Developing and sustaining an effective local SEND system
A practical guide for councils and partners
Authors: Ben Bryant and Beth Swords
In recent years, there has been an increasing public focus on the nature and quality of support provided to children and young people with special educational needs and disability (SEND). It is a certainly a welcome development that public debates, in both policy circles and the media, are increasingly considering how effectively services support children and young people with additional needs. Often, however, these debates centre on the challenges that local services face in providing the right support at the right time. From our discussions with local councils and their partners through this project, and our wider work with local areas across England, there was a strong view that local areas are feeling considerable pressure and facing significant challenges in providing the support needed by young people with SEND.

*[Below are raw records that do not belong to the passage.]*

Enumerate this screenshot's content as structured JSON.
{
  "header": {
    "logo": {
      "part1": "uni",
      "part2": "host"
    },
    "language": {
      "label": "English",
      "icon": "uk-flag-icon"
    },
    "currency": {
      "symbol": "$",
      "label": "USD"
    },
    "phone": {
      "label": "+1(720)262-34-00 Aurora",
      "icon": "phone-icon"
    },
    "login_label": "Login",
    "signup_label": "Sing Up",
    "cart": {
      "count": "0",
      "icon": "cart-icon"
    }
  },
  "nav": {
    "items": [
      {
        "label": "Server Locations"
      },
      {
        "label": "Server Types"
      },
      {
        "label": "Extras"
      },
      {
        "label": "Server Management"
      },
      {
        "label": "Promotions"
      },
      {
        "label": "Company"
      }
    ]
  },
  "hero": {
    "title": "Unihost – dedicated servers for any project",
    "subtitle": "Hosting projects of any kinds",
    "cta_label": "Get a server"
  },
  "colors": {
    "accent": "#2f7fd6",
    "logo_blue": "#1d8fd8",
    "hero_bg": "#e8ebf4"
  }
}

The aims of this project are not, however, to detail those challenges. In part, that is because other pieces of work have been undertaken or are underway that are seeking to describe and evidence those challenges, and to influence the way in which they might be redressed. (For example, we are carrying out a parallel research project commissioned by the Local Government Association (LGA) to detail the nature of the funding pressures on local area’s resources for children and young people with SEND and high needs.) In part, this is because there is also an important role for a complementary piece of work, which takes the current system and its challenges as they are. This project seeks to consider what partners in local areas can do at the level of the local system to establish and sustain effective practice in identifying needs, providing support, using existing resources to best effect, and achieving the best outcomes for children and young people with SEND. In much of our work on SEND and inclusion, we often find local areas contending with a similar set of challenges. Furthermore, in many of the local areas with whom we have work, we have come across effective initiatives and projects to address those challenges. Often, however, there are few opportunities for leaders from local areas to come together to share promising approaches to addressing common challenges.
For this reason, the LGA commissioned Isos Partnership to undertake a project to work with local councils and their partners to:
a. draw together what partners in local areas have done to develop and sustain effective, system-level approaches to supporting young people with SEND;
b. from these approaches, distil some key practical messages that could be used by partners in local areas across the country, adapted to their local circumstances and priorities; and
c. share, develop and refine these key messages formatively and iteratively through co-productive discussions with leaders from local areas across the country.